Monday, January 27, 2014


This frittata is a wonderful way to use those farm-fresh, free range eggs. This Williams-Sonoma recipe was a big dinner hit with the hubby. A couple of weeks later I made it for brunch guests, one who proclaimed,"This is something I'd order again at a restaurant." High praise indeed, especially considering that I had omitted the sausage, swapped out the kale for spinach, and completely forgot to add the ricotta. It was still delicious!


Here, kale and winter squash are incorporated into a colorful frittata that makes a great breakfast dish for a crowd. For a vegetarian version, omit the sausage.


1/2 small butternut squash, seeded, peeled and cut crosswise into 1/4-inch (6-mm) half moons

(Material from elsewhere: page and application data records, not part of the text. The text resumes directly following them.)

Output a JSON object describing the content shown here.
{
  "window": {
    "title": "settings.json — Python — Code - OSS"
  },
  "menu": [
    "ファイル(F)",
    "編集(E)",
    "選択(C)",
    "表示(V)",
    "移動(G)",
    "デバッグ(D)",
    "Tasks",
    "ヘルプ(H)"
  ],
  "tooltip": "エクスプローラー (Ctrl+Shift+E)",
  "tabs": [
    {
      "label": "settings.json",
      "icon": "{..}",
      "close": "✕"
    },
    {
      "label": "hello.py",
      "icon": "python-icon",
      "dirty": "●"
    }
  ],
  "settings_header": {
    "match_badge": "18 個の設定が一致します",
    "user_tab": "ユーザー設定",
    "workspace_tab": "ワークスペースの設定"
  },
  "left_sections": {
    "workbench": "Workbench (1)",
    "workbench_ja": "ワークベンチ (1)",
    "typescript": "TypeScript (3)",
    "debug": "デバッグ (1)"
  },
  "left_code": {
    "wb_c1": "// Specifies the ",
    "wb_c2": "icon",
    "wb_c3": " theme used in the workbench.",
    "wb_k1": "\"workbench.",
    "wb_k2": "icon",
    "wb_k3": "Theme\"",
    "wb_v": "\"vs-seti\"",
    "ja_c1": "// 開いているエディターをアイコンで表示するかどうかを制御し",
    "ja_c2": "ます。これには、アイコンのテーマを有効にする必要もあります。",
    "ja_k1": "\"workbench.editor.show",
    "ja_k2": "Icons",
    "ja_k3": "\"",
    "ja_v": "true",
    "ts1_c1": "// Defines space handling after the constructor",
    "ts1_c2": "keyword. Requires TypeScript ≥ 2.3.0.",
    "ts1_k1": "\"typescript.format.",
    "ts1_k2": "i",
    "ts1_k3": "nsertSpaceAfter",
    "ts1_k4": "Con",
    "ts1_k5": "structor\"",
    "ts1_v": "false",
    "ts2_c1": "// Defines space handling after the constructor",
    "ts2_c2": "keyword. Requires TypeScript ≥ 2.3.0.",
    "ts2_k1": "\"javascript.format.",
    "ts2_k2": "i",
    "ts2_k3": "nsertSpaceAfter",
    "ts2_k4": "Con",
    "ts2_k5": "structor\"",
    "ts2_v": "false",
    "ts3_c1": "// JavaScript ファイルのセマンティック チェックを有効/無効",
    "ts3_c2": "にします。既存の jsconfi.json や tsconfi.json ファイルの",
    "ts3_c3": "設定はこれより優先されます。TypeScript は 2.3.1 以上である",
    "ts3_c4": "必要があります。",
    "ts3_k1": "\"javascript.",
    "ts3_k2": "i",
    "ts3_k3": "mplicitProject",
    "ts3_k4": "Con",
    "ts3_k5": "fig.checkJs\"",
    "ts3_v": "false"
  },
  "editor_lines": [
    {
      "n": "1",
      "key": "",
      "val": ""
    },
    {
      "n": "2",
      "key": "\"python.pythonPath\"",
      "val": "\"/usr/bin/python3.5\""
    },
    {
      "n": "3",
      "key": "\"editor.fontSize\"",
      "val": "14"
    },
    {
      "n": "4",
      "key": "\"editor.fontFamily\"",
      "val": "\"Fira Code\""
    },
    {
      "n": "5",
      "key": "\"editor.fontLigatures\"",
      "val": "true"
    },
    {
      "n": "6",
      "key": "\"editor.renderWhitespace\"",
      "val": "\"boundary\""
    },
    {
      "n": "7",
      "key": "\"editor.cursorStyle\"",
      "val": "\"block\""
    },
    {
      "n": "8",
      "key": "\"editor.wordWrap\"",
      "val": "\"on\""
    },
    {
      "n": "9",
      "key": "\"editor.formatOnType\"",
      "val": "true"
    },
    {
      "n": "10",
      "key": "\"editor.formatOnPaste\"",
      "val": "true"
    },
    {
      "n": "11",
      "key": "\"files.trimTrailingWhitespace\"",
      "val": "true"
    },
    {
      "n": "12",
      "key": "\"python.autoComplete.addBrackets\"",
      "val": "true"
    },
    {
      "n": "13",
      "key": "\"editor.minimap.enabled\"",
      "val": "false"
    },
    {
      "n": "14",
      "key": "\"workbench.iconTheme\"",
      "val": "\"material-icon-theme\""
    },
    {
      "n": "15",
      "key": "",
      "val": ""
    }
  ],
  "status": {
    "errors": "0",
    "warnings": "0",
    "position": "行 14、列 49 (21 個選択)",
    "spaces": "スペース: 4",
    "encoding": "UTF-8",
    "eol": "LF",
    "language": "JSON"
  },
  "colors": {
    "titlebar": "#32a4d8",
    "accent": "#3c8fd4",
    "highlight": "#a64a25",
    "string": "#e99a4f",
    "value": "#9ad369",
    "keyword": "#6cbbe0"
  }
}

  • 4 Tbs. (2 fl. oz./60 ml) plus 1 tsp. olive oil
  • Kosher salt and freshly ground pepper, to taste
  • 12 eggs
  • 2 tsp. chopped fresh sage, plus more for garnish
  • 2 Tbs. chopped fresh flat-leaf parsley, plus more for garnish
  • 1 cup (4 oz./125 g) finely grated pecorino romano cheese
  • 1/2 lb. (250 g) bulk sweet Italian sausage
  • 1 small yellow onion, diced
  • 1/2 bunch Tuscan kale, stemmed and cut into 1-inch (2.5-cm)
  • 1/2 cup (4 oz./125 g) ricotta cheese


Preheat an oven to 425ºF (220ºC). Line a baking sheet with aluminum foil.

In a bowl, toss the squash with 1 Tbs. of the olive oil and season with salt and pepper. Transfer to the prepared baking sheet. Roast until the squash is tender, 20 to 30 minutes.

In a large bowl, whisk together the eggs, salt and pepper. Fold in the 2 tsp. sage, the 2 Tbs. parsley and the pecorino romano.

In the deep half of a large frittata pan over medium-high heat, warm 1 Tbs. of the olive oil. Add the sausage and cook, breaking up the large pieces, until well browned, about 8 minutes. Drain on paper towels.

In the same pan over medium heat, warm 2 Tbs. of the olive oil. Add the onion and cook, stirring occasionally, until tender, 6 to 8 minutes. Add the kale and cook, stirring occasionally, until wilted, 2 to 3 minutes. Season with salt and pepper. Add the squash and sausage to the pan.

In the shallow pan over medium heat, warm the remaining 1 tsp. olive oil. Add the egg mixture to the deep pan, stirring to evenly distribute the vegetables. Place the shallow pan upside down on top of the deep pan, and cook until the edges of the frittata are golden and the center is beginning to set, 4 to 6 minutes.

Uncover the pan and run a spatula around the edge of the frittata. Cover with the shallow pan and flip the frittata into the shallow pan. Dollop the top of the frittata with the ricotta cheese. Cover and cook until the eggs are set, 4 to 5 minutes.

Slide the frittata onto a cutting board and garnish with sage and parsley. Let the frittata rest for 5 minutes, then cut into slices and serve. Serves 8.

Sunday, January 26, 2014


This beautiful little lady is one of a…hmmm, what's the proper term for a bunch of chickens? Gaggle? No, that's geese…oh well, I'm sticking with "bunch." 

Anyway, this lovely hen and her girlfriends run free all day long, cooing and scratching with glee, at Sandbrook Meadow Farm in Sergeantsville, NJ. Best of all, they present us with deliciously healthy eggs.

Here's some egg-citing (sorry!) information that I hope eggs you on (sorry again!) in choosing the best quality eggs, courtesy of Twin Springs Farm, Asbury, NJ.

Did you know that washing eggs removes their protective cuticle, allowing bacteria and air in and thus requiring refrigeration? Unwashed, farm fresh eggs do not require refrigeration. How cool is that???

What does it mean if the egg white is cloudy? It means it's fresh! The white, or albumen of a very fresh egg contains dissolved carbon dioxide, which gives it a cloudy appearance. Some eggs have more; some less. As the egg ages, the carbon dioxide escapes and the white becomes more transparent. 

Chickens allowed to roam free produce eggs with rich, orange yolks. They're not only healthier, but taste better, too. (Most amazing is that my husband can taste the difference between free-range and conventional eggs). Best of all, when whipping up my Sunday morning omelet or frittata, I take comfort in  knowing that my eggs came from happy and healthy chickens. 

Can you hear the strains of "Born Free" yet?

Uh-oh, here I go dating myself again!

Happy eating,